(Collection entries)
Content starts

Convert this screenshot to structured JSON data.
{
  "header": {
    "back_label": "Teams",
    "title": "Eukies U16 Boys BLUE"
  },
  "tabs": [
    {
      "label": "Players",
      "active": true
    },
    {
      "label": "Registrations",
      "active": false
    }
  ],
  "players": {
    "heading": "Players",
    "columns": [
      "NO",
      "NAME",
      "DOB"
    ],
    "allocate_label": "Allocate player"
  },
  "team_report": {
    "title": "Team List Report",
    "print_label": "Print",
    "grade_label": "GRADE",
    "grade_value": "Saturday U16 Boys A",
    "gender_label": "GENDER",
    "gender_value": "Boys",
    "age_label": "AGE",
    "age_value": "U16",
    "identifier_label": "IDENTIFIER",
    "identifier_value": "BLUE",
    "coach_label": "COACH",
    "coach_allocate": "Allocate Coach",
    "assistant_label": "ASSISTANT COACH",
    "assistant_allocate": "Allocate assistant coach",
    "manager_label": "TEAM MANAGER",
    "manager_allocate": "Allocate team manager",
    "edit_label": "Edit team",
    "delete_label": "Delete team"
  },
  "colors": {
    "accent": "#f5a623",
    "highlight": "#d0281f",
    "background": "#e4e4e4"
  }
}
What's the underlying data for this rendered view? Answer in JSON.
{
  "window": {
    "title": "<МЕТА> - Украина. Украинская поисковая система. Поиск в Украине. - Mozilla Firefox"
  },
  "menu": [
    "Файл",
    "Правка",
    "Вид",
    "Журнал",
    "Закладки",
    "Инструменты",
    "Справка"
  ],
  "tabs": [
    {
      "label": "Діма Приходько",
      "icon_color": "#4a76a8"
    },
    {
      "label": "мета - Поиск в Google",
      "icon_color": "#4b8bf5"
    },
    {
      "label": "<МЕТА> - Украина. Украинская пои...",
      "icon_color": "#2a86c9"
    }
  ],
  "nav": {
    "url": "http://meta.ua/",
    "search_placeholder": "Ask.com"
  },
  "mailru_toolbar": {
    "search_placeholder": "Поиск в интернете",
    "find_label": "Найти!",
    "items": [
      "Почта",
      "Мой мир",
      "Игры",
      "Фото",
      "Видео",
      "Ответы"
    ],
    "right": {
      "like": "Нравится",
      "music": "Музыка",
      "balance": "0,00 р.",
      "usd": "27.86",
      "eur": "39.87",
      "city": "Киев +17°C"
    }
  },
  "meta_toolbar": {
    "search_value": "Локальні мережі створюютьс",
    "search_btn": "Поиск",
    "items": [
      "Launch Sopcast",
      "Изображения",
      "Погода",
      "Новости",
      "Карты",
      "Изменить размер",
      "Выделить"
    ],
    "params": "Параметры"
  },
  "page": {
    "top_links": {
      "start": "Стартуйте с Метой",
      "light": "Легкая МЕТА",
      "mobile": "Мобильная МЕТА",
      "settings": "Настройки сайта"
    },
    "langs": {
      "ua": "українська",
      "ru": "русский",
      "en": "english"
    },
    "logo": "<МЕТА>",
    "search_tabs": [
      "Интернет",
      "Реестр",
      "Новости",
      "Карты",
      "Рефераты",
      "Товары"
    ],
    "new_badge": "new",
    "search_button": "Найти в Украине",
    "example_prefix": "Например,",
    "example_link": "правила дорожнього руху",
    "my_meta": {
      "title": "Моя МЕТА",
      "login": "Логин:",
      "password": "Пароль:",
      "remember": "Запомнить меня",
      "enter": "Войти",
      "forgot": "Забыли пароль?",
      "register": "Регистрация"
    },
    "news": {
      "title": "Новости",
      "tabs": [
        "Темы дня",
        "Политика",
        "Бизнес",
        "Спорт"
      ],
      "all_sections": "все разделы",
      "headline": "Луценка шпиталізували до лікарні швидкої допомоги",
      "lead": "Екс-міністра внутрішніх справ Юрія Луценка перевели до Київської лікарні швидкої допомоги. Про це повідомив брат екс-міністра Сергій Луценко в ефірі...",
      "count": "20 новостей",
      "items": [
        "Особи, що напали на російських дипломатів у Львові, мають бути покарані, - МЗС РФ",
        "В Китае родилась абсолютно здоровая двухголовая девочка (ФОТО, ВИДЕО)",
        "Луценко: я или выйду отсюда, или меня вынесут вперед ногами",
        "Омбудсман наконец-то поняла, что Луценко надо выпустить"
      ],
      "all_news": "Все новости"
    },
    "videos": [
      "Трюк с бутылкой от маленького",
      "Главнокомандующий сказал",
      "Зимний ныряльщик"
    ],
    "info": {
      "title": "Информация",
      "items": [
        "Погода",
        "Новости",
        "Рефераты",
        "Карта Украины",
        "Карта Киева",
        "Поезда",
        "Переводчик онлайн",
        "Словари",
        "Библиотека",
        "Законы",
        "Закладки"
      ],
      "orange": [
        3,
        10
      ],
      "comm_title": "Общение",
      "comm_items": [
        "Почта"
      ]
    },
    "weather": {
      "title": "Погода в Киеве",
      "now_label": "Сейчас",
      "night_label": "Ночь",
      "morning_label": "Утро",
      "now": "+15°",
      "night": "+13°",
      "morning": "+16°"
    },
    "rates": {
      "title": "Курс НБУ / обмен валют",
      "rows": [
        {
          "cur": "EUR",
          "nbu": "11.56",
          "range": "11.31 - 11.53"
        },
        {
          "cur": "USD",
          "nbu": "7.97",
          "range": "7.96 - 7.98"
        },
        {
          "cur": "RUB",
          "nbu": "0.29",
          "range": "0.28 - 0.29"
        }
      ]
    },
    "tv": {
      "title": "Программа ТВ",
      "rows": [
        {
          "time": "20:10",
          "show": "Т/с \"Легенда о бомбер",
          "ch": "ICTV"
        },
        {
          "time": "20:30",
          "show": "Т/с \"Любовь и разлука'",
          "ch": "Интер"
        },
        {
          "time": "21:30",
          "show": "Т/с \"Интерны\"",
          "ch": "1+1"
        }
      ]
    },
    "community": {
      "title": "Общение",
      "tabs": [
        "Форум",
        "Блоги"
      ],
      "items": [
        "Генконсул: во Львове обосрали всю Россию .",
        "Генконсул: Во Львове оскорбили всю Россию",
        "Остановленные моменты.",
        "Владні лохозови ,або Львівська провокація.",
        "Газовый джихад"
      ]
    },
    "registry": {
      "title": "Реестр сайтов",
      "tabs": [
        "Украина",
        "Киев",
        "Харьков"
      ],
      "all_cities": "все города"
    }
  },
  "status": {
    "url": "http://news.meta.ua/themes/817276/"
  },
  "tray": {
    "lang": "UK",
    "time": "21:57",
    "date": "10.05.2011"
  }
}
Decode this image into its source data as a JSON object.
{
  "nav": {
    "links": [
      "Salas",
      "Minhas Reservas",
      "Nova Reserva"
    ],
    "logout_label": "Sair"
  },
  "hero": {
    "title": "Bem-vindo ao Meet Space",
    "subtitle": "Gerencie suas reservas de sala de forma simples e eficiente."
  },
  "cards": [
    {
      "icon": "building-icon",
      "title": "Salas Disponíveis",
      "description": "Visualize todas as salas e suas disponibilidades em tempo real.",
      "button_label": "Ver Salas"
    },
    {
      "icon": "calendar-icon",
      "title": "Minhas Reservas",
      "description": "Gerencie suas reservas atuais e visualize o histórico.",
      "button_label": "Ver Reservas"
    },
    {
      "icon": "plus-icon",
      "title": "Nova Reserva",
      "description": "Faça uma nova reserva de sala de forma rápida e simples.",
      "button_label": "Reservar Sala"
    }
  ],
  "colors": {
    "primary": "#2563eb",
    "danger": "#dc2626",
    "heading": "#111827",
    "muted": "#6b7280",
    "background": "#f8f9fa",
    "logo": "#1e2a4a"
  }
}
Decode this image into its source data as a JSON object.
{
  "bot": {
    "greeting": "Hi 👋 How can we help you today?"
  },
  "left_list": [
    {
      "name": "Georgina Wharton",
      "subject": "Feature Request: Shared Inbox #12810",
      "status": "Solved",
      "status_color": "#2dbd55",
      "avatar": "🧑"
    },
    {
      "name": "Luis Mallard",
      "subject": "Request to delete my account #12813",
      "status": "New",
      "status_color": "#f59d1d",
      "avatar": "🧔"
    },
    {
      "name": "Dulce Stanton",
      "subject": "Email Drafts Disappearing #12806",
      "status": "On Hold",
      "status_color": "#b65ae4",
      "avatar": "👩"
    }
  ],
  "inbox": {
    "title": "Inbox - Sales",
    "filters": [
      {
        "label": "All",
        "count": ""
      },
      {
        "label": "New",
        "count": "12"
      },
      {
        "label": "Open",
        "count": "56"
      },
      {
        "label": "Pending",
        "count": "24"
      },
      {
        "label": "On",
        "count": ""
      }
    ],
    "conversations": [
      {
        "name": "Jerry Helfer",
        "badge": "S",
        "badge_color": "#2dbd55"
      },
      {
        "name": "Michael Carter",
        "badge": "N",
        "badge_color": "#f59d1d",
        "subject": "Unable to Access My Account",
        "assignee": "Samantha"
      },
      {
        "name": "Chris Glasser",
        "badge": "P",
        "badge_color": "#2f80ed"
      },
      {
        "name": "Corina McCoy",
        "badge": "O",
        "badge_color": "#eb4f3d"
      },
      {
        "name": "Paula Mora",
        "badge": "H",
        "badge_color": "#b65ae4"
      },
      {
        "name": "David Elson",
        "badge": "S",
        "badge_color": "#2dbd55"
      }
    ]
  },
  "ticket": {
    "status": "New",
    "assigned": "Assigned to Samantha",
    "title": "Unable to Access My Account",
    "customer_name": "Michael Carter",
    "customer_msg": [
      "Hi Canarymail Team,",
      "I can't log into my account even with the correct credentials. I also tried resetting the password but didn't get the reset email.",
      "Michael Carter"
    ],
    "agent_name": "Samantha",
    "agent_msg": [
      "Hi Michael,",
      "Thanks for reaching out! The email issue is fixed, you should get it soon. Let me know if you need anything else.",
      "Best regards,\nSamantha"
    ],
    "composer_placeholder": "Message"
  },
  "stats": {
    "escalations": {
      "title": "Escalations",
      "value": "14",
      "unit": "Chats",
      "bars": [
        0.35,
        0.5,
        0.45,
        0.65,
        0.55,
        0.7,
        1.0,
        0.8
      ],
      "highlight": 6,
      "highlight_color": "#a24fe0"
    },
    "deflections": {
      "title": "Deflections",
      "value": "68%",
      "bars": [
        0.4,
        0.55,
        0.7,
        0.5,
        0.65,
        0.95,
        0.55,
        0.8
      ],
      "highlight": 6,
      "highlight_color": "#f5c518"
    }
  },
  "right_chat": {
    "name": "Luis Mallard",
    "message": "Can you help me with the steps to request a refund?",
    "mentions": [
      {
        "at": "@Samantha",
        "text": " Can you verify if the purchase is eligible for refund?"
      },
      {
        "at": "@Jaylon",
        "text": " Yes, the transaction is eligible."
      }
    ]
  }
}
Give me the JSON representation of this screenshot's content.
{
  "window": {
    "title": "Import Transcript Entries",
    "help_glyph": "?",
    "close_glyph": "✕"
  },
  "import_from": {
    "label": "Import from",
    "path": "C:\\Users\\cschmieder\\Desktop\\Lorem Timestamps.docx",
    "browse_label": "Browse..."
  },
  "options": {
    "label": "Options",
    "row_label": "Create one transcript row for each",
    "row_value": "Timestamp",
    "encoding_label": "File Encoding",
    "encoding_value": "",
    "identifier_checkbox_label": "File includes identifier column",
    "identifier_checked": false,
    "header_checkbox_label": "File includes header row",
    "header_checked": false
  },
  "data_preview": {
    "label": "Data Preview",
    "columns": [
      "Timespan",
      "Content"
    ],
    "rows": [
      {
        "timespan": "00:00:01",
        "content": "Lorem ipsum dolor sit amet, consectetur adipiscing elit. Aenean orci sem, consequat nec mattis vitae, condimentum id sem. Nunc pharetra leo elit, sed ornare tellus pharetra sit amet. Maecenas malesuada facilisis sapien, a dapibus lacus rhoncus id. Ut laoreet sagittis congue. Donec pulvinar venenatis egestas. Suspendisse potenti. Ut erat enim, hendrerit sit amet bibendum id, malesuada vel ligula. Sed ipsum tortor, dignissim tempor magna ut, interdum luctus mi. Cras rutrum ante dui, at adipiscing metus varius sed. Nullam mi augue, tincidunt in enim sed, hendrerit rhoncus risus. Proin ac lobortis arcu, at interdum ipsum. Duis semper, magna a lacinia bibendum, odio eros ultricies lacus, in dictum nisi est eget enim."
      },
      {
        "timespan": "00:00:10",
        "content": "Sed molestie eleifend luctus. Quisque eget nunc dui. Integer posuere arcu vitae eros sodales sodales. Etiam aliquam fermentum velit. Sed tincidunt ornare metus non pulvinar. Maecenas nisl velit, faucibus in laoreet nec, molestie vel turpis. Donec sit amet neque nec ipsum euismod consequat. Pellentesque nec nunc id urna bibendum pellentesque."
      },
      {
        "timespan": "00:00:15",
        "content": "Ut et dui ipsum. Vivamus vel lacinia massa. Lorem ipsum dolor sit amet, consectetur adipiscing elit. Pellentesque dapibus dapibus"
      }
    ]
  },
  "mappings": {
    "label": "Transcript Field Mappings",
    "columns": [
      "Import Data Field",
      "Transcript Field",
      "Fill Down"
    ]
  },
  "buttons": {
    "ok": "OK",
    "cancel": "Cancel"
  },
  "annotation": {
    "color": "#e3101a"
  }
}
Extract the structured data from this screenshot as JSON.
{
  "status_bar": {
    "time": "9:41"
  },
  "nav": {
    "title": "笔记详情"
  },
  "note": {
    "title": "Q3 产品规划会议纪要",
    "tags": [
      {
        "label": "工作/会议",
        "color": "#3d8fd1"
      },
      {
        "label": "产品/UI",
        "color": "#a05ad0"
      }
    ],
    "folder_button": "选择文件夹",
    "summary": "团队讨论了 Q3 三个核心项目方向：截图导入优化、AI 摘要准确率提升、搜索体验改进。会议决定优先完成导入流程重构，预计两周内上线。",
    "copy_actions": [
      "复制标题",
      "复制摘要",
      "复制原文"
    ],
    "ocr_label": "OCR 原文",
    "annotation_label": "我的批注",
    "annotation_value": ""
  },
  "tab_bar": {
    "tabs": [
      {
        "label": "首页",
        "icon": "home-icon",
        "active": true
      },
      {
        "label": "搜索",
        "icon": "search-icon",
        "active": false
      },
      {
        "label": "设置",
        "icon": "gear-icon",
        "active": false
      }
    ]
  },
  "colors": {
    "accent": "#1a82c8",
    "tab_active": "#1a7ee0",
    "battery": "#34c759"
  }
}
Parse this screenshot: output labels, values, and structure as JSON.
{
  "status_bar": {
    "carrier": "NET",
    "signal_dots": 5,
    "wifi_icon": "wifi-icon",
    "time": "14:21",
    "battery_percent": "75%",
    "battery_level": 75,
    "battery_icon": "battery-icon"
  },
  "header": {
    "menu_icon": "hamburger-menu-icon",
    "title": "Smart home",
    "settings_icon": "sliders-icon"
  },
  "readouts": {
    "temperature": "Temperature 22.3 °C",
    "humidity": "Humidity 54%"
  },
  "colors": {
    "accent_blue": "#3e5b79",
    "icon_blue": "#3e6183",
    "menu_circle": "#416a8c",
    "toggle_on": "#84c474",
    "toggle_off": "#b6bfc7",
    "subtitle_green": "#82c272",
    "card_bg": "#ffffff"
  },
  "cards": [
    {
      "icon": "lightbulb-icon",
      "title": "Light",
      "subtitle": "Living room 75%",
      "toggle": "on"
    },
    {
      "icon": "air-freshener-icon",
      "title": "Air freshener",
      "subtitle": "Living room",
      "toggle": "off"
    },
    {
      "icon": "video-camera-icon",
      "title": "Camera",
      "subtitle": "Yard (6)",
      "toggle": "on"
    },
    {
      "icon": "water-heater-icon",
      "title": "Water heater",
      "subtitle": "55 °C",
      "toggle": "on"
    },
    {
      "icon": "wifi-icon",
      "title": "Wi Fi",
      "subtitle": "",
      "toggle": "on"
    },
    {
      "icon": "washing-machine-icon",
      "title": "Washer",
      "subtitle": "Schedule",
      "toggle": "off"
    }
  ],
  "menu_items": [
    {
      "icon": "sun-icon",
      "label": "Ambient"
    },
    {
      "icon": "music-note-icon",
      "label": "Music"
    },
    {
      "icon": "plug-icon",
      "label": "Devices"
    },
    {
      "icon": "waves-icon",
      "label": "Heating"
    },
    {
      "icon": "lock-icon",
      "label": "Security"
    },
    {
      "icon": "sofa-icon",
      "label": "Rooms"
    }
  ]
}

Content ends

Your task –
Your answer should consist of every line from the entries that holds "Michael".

Response to this task –
        "name": "Michael Carter",
    "customer_name": "Michael Carter",
      "Michael Carter"
      "Hi Michael,",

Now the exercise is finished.